Every person needs to commit to memory the words of Bruce Springsteen, “a time comes when you need to stop waiting for the man you want to become and start being the man you want to be.”

Don’t wait to become rich to help the poor. Dieu began by sharing just his lunch with a homeless person. He didn’t have that much. In fact, he didn’t have lunch guaranteed the next day but there he was. Whatever it is that you want to see changed, start working on it now.

Feed one homeless person. Visit the sick. Lead your neighborhood in cleaning the trenches. Start picking up the polythene bags. Adopt a child. Be intentional about change. Focus on turning the negative into positive. Let us stop being victims of the decision’s others make and let us start making decisions. Decisions that mean that our neighborhoods will be clean. Decisions that mean that other people’s neighborhoods will be clean. Decisions that mean and translate us into visiting the orphanages and helping the orphans. Decisions involving us helping those that cannot afford the medical bills. Decisions that translate into us meeting the poor in the body.  

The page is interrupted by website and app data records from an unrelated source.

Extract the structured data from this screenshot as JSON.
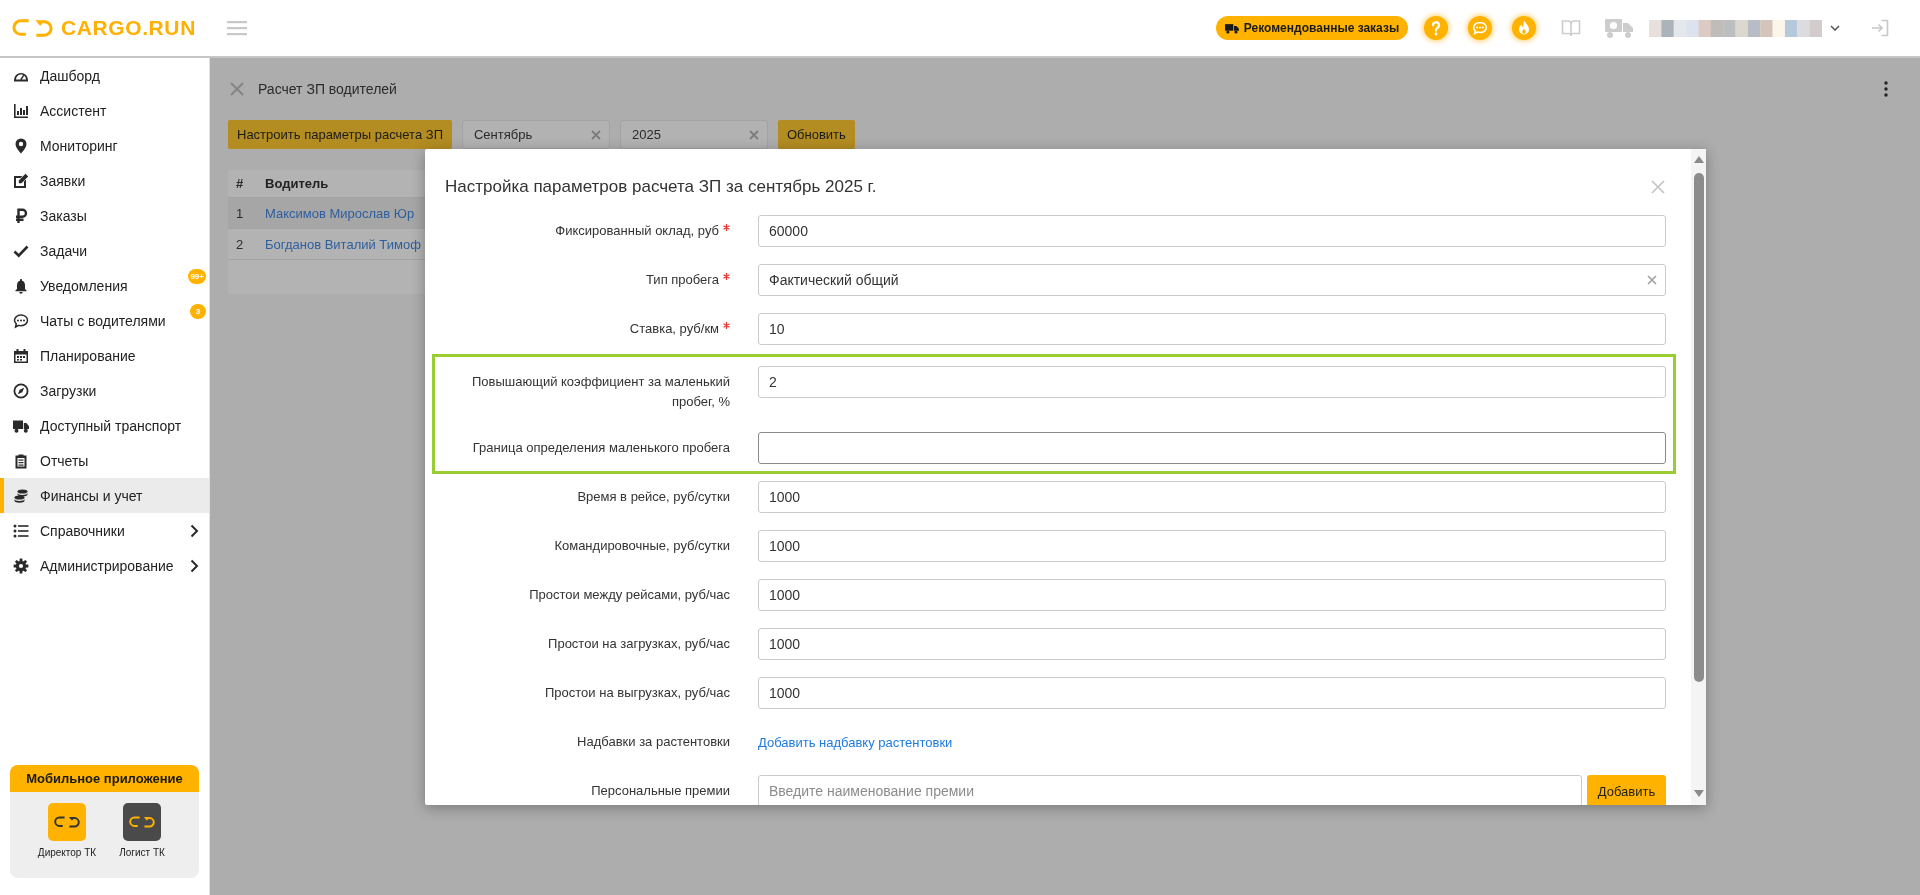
{
  "header": {
    "logo": "CARGO.RUN",
    "recommended_button": "Рекомендованные заказы"
  },
  "sidebar": {
    "items": [
      {
        "label": "Дашборд",
        "selected": false,
        "expandable": false
      },
      {
        "label": "Ассистент",
        "selected": false,
        "expandable": false
      },
      {
        "label": "Мониторинг",
        "selected": false,
        "expandable": false
      },
      {
        "label": "Заявки",
        "selected": false,
        "expandable": false
      },
      {
        "label": "Заказы",
        "selected": false,
        "expandable": false
      },
      {
        "label": "Задачи",
        "selected": false,
        "expandable": false
      },
      {
        "label": "Уведомления",
        "selected": false,
        "expandable": false,
        "badge": "99+"
      },
      {
        "label": "Чаты с водителями",
        "selected": false,
        "expandable": false,
        "badge": "3"
      },
      {
        "label": "Планирование",
        "selected": false,
        "expandable": false
      },
      {
        "label": "Загрузки",
        "selected": false,
        "expandable": false
      },
      {
        "label": "Доступный транспорт",
        "selected": false,
        "expandable": false
      },
      {
        "label": "Отчеты",
        "selected": false,
        "expandable": false
      },
      {
        "label": "Финансы и учет",
        "selected": true,
        "expandable": false
      },
      {
        "label": "Справочники",
        "selected": false,
        "expandable": true
      },
      {
        "label": "Администрирование",
        "selected": false,
        "expandable": true
      }
    ],
    "mobile_app": {
      "title": "Мобильное приложение",
      "apps": [
        {
          "label": "Директор ТК",
          "color": "#ffb300"
        },
        {
          "label": "Логист ТК",
          "color": "#4a4a4a"
        }
      ]
    }
  },
  "page": {
    "title": "Расчет ЗП водителей",
    "settings_button": "Настроить параметры расчета ЗП",
    "month_select": "Сентябрь",
    "year_select": "2025",
    "refresh_button": "Обновить",
    "table": {
      "columns": [
        "#",
        "Водитель"
      ],
      "rows": [
        [
          "1",
          "Максимов Мирослав Юр"
        ],
        [
          "2",
          "Богданов Виталий Тимоф"
        ]
      ]
    }
  },
  "modal": {
    "title": "Настройка параметров расчета ЗП за сентябрь 2025 г.",
    "fields": [
      {
        "kind": "input",
        "label": "Фиксированный оклад, руб",
        "required": true,
        "highlighted": false,
        "focused": false,
        "value": "60000"
      },
      {
        "kind": "select",
        "label": "Тип пробега",
        "required": true,
        "highlighted": false,
        "focused": false,
        "value": "Фактический общий"
      },
      {
        "kind": "input",
        "label": "Ставка, руб/км",
        "required": true,
        "highlighted": false,
        "focused": false,
        "value": "10"
      },
      {
        "kind": "input",
        "label": "Повышающий коэффициент за маленький пробег, %",
        "required": false,
        "highlighted": true,
        "focused": false,
        "value": "2"
      },
      {
        "kind": "input",
        "label": "Граница определения маленького пробега",
        "required": false,
        "highlighted": true,
        "focused": true
      },
      {
        "kind": "input",
        "label": "Время в рейсе, руб/сутки",
        "required": false,
        "highlighted": false,
        "focused": false,
        "value": "1000"
      },
      {
        "kind": "input",
        "label": "Командировочные, руб/сутки",
        "required": false,
        "highlighted": false,
        "focused": false,
        "value": "1000"
      },
      {
        "kind": "input",
        "label": "Простои между рейсами, руб/час",
        "required": false,
        "highlighted": false,
        "focused": false,
        "value": "1000"
      },
      {
        "kind": "input",
        "label": "Простои на загрузках, руб/час",
        "required": false,
        "highlighted": false,
        "focused": false,
        "value": "1000"
      },
      {
        "kind": "input",
        "label": "Простои на выгрузках, руб/час",
        "required": false,
        "highlighted": false,
        "focused": false,
        "value": "1000"
      },
      {
        "kind": "link",
        "label": "Надбавки за растентовки",
        "required": false,
        "highlighted": false,
        "focused": false,
        "link": "Добавить надбавку растентовки"
      },
      {
        "kind": "input_button",
        "label": "Персональные премии",
        "required": false,
        "highlighted": false,
        "focused": false,
        "placeholder": "Введите наименование премии",
        "button": "Добавить"
      }
    ]
  }
}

If we aren’t making decisions, we will always stay victims of the decision’s others make.


One of my favorite movies is called Home. The lead character in this colorful, heartwarming and sweet animation thinks he is called Oh, a name that he has been given to him by fellow Boovs. Every time he spoke, the Boovs around him would sigh with a depressed ‘ooh’. You should watch the movie. It is good for the entire family.

So back to Oh. Spoiler alert! He is a coward who is always causing trouble to his Boov community. He is loathed and seen as the lowest Boov. When it comes to making mistakes, he makes one too many. Later on, his fellow Boovs turn to him for leadership. He does help out in a way that they (even Oh) hadn’t envisioned and saves them from destruction.

What happened to Oh is something Zerubbabel Mengistu (Pastor Z hereon) described at the Fearless Summit. “Bravery is hidden in identity. Focus on who you are and it will come Naturally. When you know who you are, you don’t have to prove who you are.” Pastor Z said.

There is something about understanding who you are and the potential on the inside of you. There is something about peeling off the masks of inferiority complex and counterfeit that we adorn ourselves with daily. We hear voices, voices from the inside, that make us feel like we don’t measure up. Ooh the things we tell ourselves!

We compare ourselves to others and judge our abilities in comparison to the thing’s others have done. Back in the day, I remember my dad getting angry at me for having slipped from the sixth position to the twelfth position in class. He did not realize that I had improved in some of the subjects. All he wanted was for me to be the first. Girls see slim women on T.V and want to be like them.

 Let me put it in clear terms here; ladies and gentlemen, we have an identity crisis! Social media, culture, relationships, and other technology experiences have all transformed the image that we have of ourselves.

We miss out on opportunities because we are trying to be like another. Some of us have taken on identities of others that we are uncertain and confused about who we really are.

The apostle Paul saw this back in the day. While writing to the Ephesians, he knew that they had the same challenge of identity crisis. They had forgotten who they were in the new person.  In the whole of Chapter 3, Paul explains to the Ephesians who they were in Christ. The Galatians too were facing this crisis. Paul took off time in Chapter 3 to remind them of their identity. Peter too used his first Epistle in Chapter 2 verse 9 to remind the believers of who they really were. The Bible is full of many of these affirmations and reminders.  

Pastor Z urged us to focus on who we are. We can’t be brave until we know who we are. We can never achieve victory over the obstacles in our paths until we know who we are. Friends, with honesty, find out who you are and let you and the world experience who you are.

May you please stand up. May the you start living and silencing the doubts that are building up in you. Here’s to your self-discovery. Here is to being better and brave.